(Dataset excerpts)

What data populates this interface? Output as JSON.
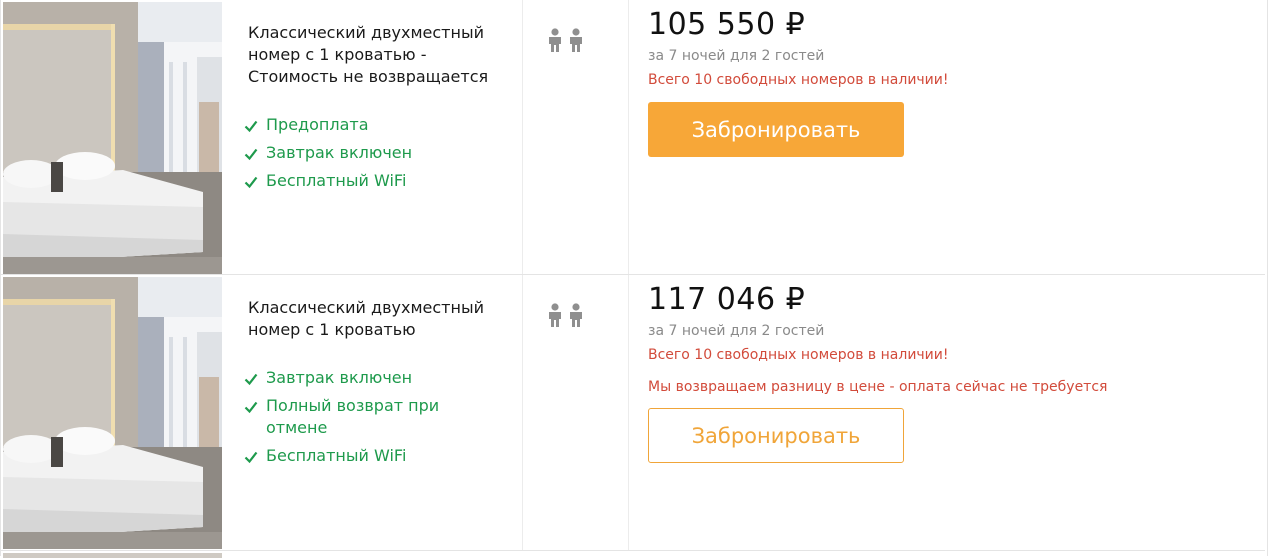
{
  "rooms": [
    {
      "title": "Классический двухместный номер с 1 кроватью - Стоимость не возвращается",
      "features": [
        "Предоплата",
        "Завтрак включен",
        "Бесплатный WiFi"
      ],
      "guests_icon": "two-persons-icon",
      "price": "105 550 ₽",
      "nights_text": "за 7 ночей для 2 гостей",
      "availability": "Всего 10 свободных номеров в наличии!",
      "refund_note": "",
      "book_label": "Забронировать"
    },
    {
      "title": "Классический двухместный номер с 1 кроватью",
      "features": [
        "Завтрак включен",
        "Полный возврат при отмене",
        "Бесплатный WiFi"
      ],
      "guests_icon": "two-persons-icon",
      "price": "117 046 ₽",
      "nights_text": "за 7 ночей для 2 гостей",
      "availability": "Всего 10 свободных номеров в наличии!",
      "refund_note": "Мы возвращаем разницу в цене - оплата сейчас не требуется",
      "book_label": "Забронировать"
    }
  ],
  "colors": {
    "feature_green": "#1e9a4c",
    "alert_red": "#d24b3b",
    "book_orange": "#f7a738",
    "muted_gray": "#8a8a8a"
  }
}
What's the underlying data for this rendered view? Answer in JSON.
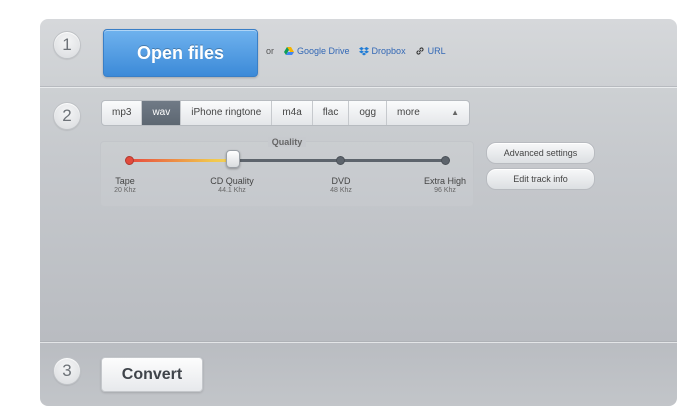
{
  "steps": [
    "1",
    "2",
    "3"
  ],
  "open": {
    "label": "Open files"
  },
  "sources": {
    "or_label": "or",
    "items": [
      {
        "label": "Google Drive",
        "icon": "google-drive-icon"
      },
      {
        "label": "Dropbox",
        "icon": "dropbox-icon"
      },
      {
        "label": "URL",
        "icon": "link-icon"
      }
    ]
  },
  "formats": {
    "items": [
      "mp3",
      "wav",
      "iPhone ringtone",
      "m4a",
      "flac",
      "ogg"
    ],
    "active": "wav",
    "more_label": "more"
  },
  "quality": {
    "title": "Quality",
    "selected_index": 1,
    "stops": [
      {
        "name": "Tape",
        "rate": "20 Khz"
      },
      {
        "name": "CD Quality",
        "rate": "44.1 Khz"
      },
      {
        "name": "DVD",
        "rate": "48 Khz"
      },
      {
        "name": "Extra High",
        "rate": "96 Khz"
      }
    ]
  },
  "buttons": {
    "advanced": "Advanced settings",
    "edit_track": "Edit track info",
    "convert": "Convert"
  },
  "colors": {
    "accent_blue": "#4a96e0",
    "link_blue": "#3368b5",
    "track_red": "#e14a3c",
    "track_yellow": "#f1c64c"
  }
}
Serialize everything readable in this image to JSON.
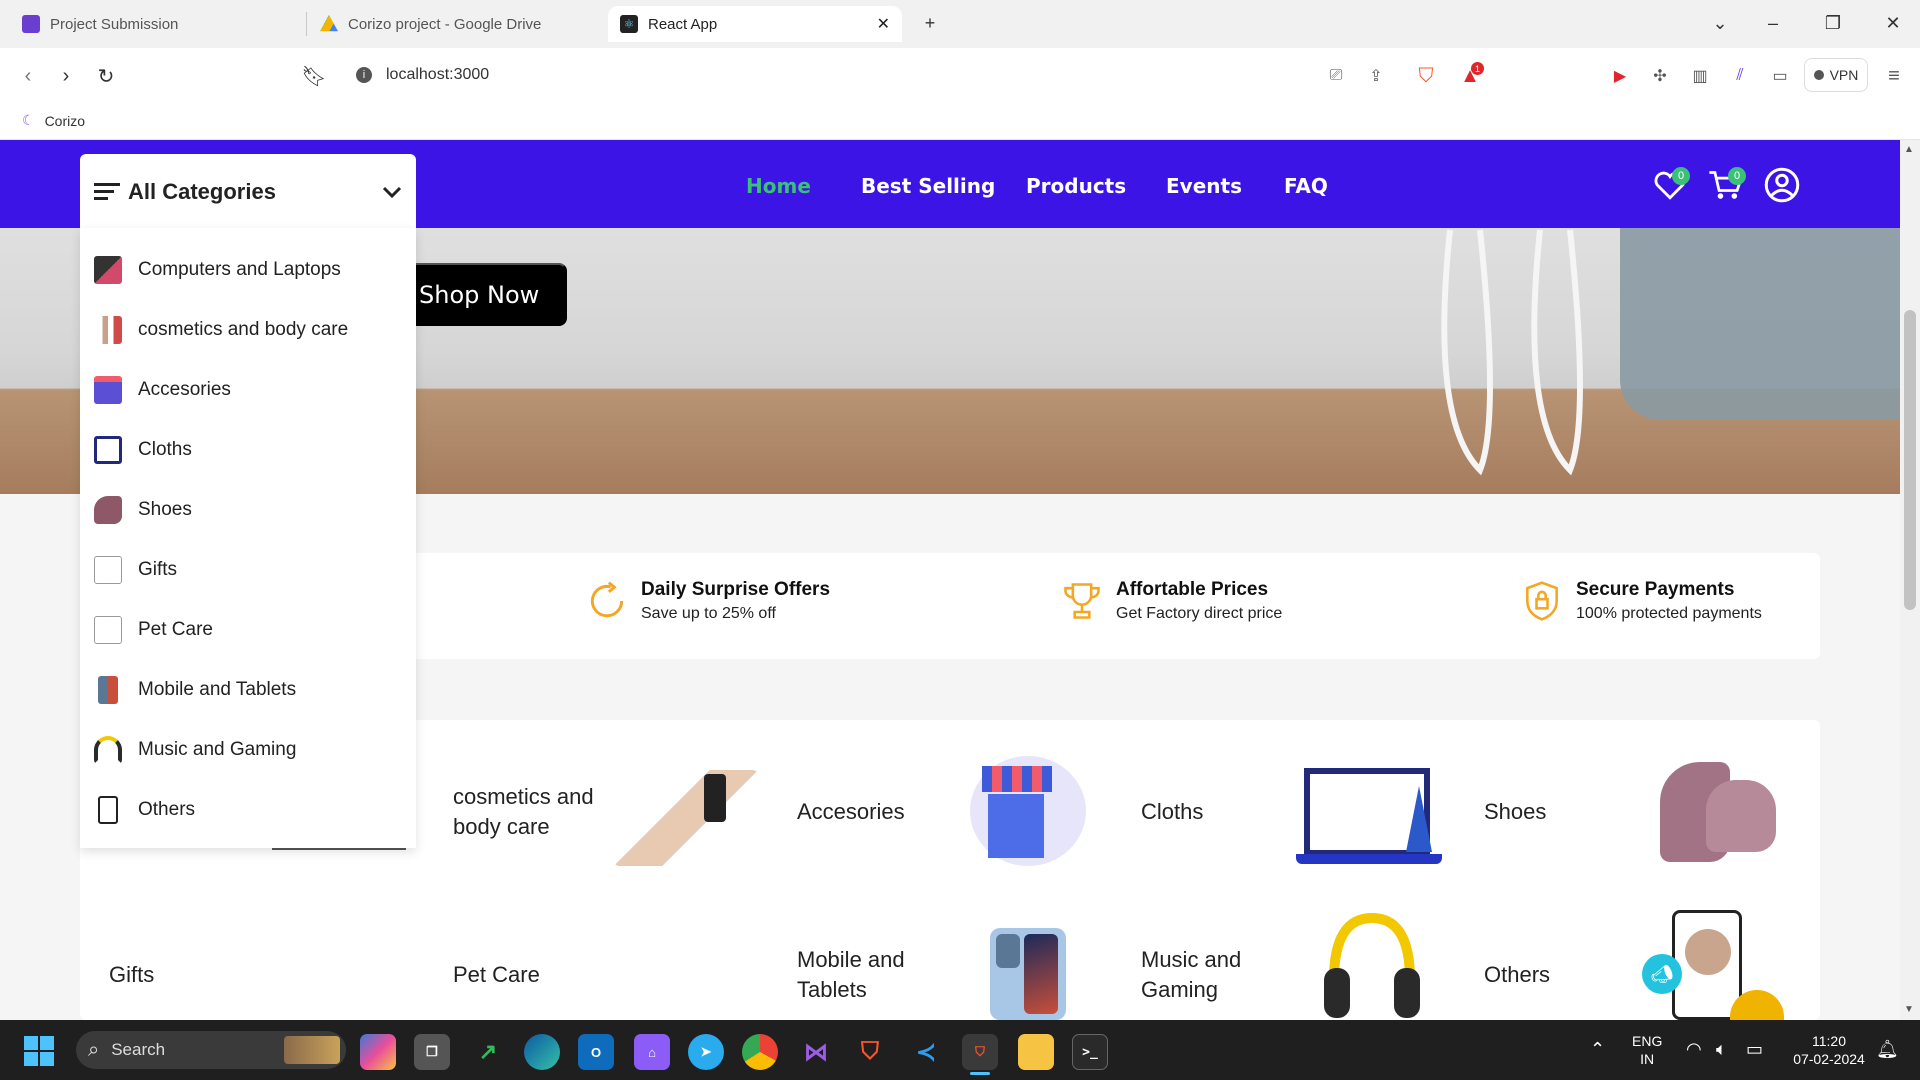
{
  "browser": {
    "tabs": [
      {
        "label": "Project Submission",
        "color": "#6a3fcf"
      },
      {
        "label": "Corizo project - Google Drive",
        "color": "#f4b400"
      },
      {
        "label": "React App",
        "color": "#222222"
      }
    ],
    "new_tab": "+",
    "url": "localhost:3000",
    "vpn_label": "VPN",
    "brave_alert_count": "1",
    "bookmark": "Corizo"
  },
  "navbar": {
    "color": "#3d14e6",
    "active_color": "#3bc177",
    "links": [
      "Home",
      "Best Selling",
      "Products",
      "Events",
      "FAQ"
    ],
    "wishlist_count": "0",
    "cart_count": "0"
  },
  "hero": {
    "button": "Shop Now"
  },
  "categories_dropdown": {
    "title": "All Categories",
    "items": [
      {
        "label": "Computers and Laptops",
        "icon": "laptop"
      },
      {
        "label": "cosmetics and body care",
        "icon": "cosmetics"
      },
      {
        "label": "Accesories",
        "icon": "accessories"
      },
      {
        "label": "Cloths",
        "icon": "cloths"
      },
      {
        "label": "Shoes",
        "icon": "shoes"
      },
      {
        "label": "Gifts",
        "icon": "broken-image"
      },
      {
        "label": "Pet Care",
        "icon": "broken-image"
      },
      {
        "label": "Mobile and Tablets",
        "icon": "mobile"
      },
      {
        "label": "Music and Gaming",
        "icon": "headphones"
      },
      {
        "label": "Others",
        "icon": "others"
      }
    ]
  },
  "features": [
    {
      "title": "Daily Surprise Offers",
      "subtitle": "Save up to 25% off",
      "icon": "refresh-icon"
    },
    {
      "title": "Affortable Prices",
      "subtitle": "Get Factory direct price",
      "icon": "trophy-icon"
    },
    {
      "title": "Secure Payments",
      "subtitle": "100% protected payments",
      "icon": "lock-shield-icon"
    }
  ],
  "category_grid": {
    "row1": [
      "cosmetics and body care",
      "Accesories",
      "Cloths",
      "Shoes"
    ],
    "row2": [
      "Gifts",
      "Pet Care",
      "Mobile and Tablets",
      "Music and Gaming",
      "Others"
    ]
  },
  "taskbar": {
    "search": "Search",
    "lang": "ENG",
    "region": "IN",
    "time": "11:20",
    "date": "07-02-2024"
  }
}
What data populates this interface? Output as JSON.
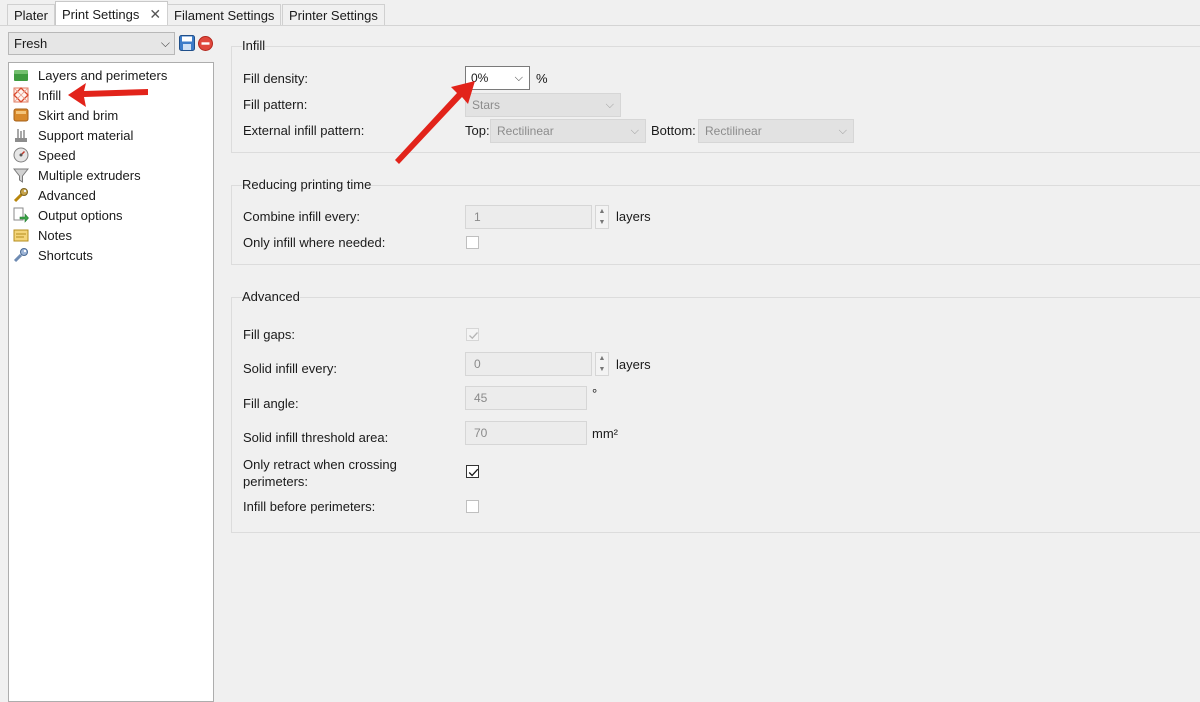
{
  "tabs": [
    {
      "label": "Plater"
    },
    {
      "label": "Print Settings",
      "close": "✕"
    },
    {
      "label": "Filament Settings"
    },
    {
      "label": "Printer Settings"
    }
  ],
  "preset": {
    "value": "Fresh"
  },
  "tree": [
    {
      "label": "Layers and perimeters",
      "icon": "layers-icon"
    },
    {
      "label": "Infill",
      "icon": "infill-icon"
    },
    {
      "label": "Skirt and brim",
      "icon": "skirt-brim-icon"
    },
    {
      "label": "Support material",
      "icon": "support-material-icon"
    },
    {
      "label": "Speed",
      "icon": "speed-icon"
    },
    {
      "label": "Multiple extruders",
      "icon": "funnel-icon"
    },
    {
      "label": "Advanced",
      "icon": "wrench-icon"
    },
    {
      "label": "Output options",
      "icon": "output-icon"
    },
    {
      "label": "Notes",
      "icon": "notes-icon"
    },
    {
      "label": "Shortcuts",
      "icon": "shortcuts-icon"
    }
  ],
  "infill_group": {
    "title": "Infill",
    "fill_density": {
      "label": "Fill density:",
      "value": "0%",
      "unit": "%"
    },
    "fill_pattern": {
      "label": "Fill pattern:",
      "value": "Stars"
    },
    "external_pattern": {
      "label": "External infill pattern:",
      "top_label": "Top:",
      "top_value": "Rectilinear",
      "bottom_label": "Bottom:",
      "bottom_value": "Rectilinear"
    }
  },
  "reducing_group": {
    "title": "Reducing printing time",
    "combine_every": {
      "label": "Combine infill every:",
      "value": "1",
      "unit": "layers"
    },
    "only_where_needed": {
      "label": "Only infill where needed:",
      "checked": false
    }
  },
  "advanced_group": {
    "title": "Advanced",
    "fill_gaps": {
      "label": "Fill gaps:",
      "checked": true
    },
    "solid_every": {
      "label": "Solid infill every:",
      "value": "0",
      "unit": "layers"
    },
    "fill_angle": {
      "label": "Fill angle:",
      "value": "45",
      "unit": "°"
    },
    "solid_threshold": {
      "label": "Solid infill threshold area:",
      "value": "70",
      "unit": "mm²"
    },
    "only_retract": {
      "label_line1": "Only retract when crossing",
      "label_line2": "perimeters:",
      "checked": true
    },
    "infill_before": {
      "label": "Infill before perimeters:",
      "checked": false
    }
  },
  "colors": {
    "annotation_arrow": "#e2231a"
  }
}
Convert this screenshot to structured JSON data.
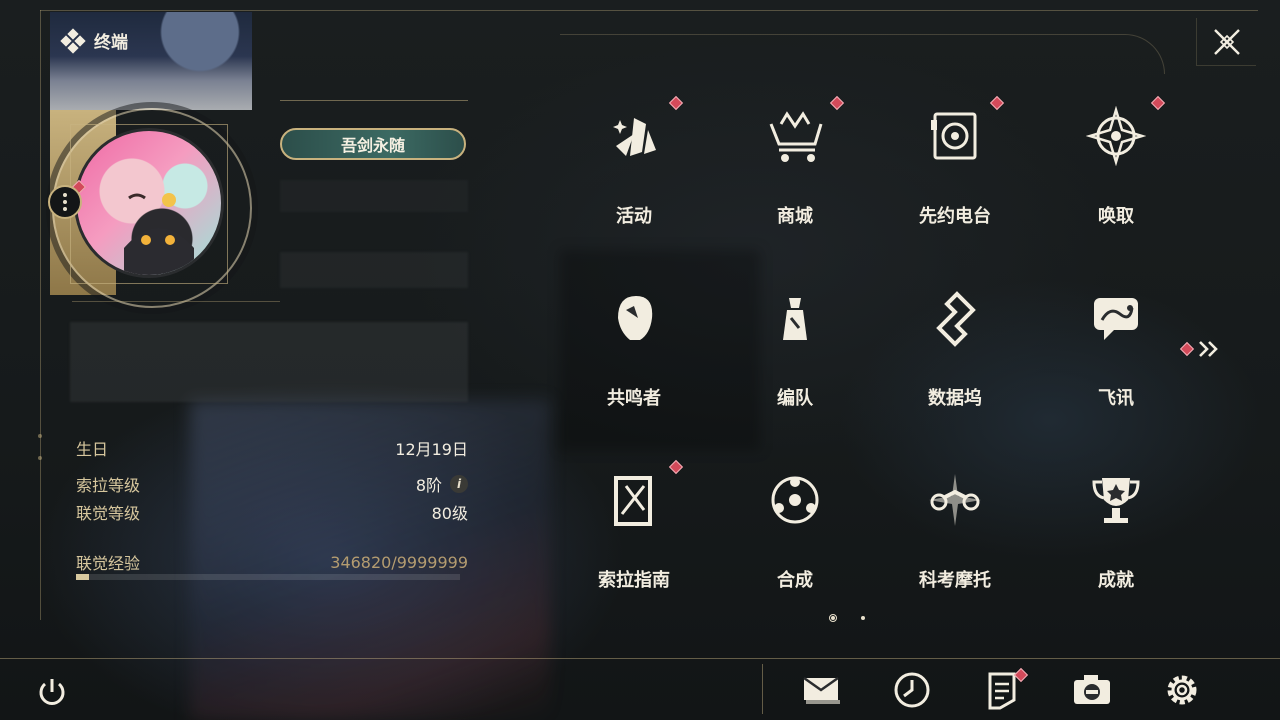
{
  "header": {
    "title": "终端"
  },
  "profile": {
    "title_badge": "吾剑永随",
    "stats": [
      {
        "label": "生日",
        "value": "12月19日"
      },
      {
        "label": "索拉等级",
        "value": "8阶"
      },
      {
        "label": "联觉等级",
        "value": "80级"
      }
    ],
    "exp": {
      "label": "联觉经验",
      "value": "346820/9999999",
      "progress": 0.0347
    }
  },
  "menu": [
    {
      "label": "活动",
      "icon": "event-icon",
      "badge": true
    },
    {
      "label": "商城",
      "icon": "shop-cart-icon",
      "badge": true
    },
    {
      "label": "先约电台",
      "icon": "radio-icon",
      "badge": true
    },
    {
      "label": "唤取",
      "icon": "convene-compass-icon",
      "badge": true
    },
    {
      "label": "共鸣者",
      "icon": "resonator-head-icon",
      "badge": false
    },
    {
      "label": "编队",
      "icon": "team-chess-icon",
      "badge": false
    },
    {
      "label": "数据坞",
      "icon": "data-dock-icon",
      "badge": false
    },
    {
      "label": "飞讯",
      "icon": "chat-bubble-icon",
      "badge": false
    },
    {
      "label": "索拉指南",
      "icon": "guide-book-icon",
      "badge": true
    },
    {
      "label": "合成",
      "icon": "synthesis-icon",
      "badge": false
    },
    {
      "label": "科考摩托",
      "icon": "motorbike-icon",
      "badge": false
    },
    {
      "label": "成就",
      "icon": "trophy-icon",
      "badge": false
    }
  ],
  "pager": {
    "pages": 2,
    "current": 1
  },
  "bottom_bar": [
    {
      "name": "mail",
      "icon": "mail-icon",
      "badge": false
    },
    {
      "name": "clock",
      "icon": "clock-icon",
      "badge": false
    },
    {
      "name": "notes",
      "icon": "notes-icon",
      "badge": true
    },
    {
      "name": "camera",
      "icon": "camera-icon",
      "badge": false
    },
    {
      "name": "settings",
      "icon": "gear-icon",
      "badge": false
    }
  ],
  "colors": {
    "accent": "#c8b27e",
    "badge": "#d34a5a",
    "text": "#f2ede0"
  }
}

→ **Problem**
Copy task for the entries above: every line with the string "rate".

→ **Response**
        "rate": "20 Khz"
        "rate": "44.1 Khz"
        "rate": "48 Khz"
        "rate": "96 Khz"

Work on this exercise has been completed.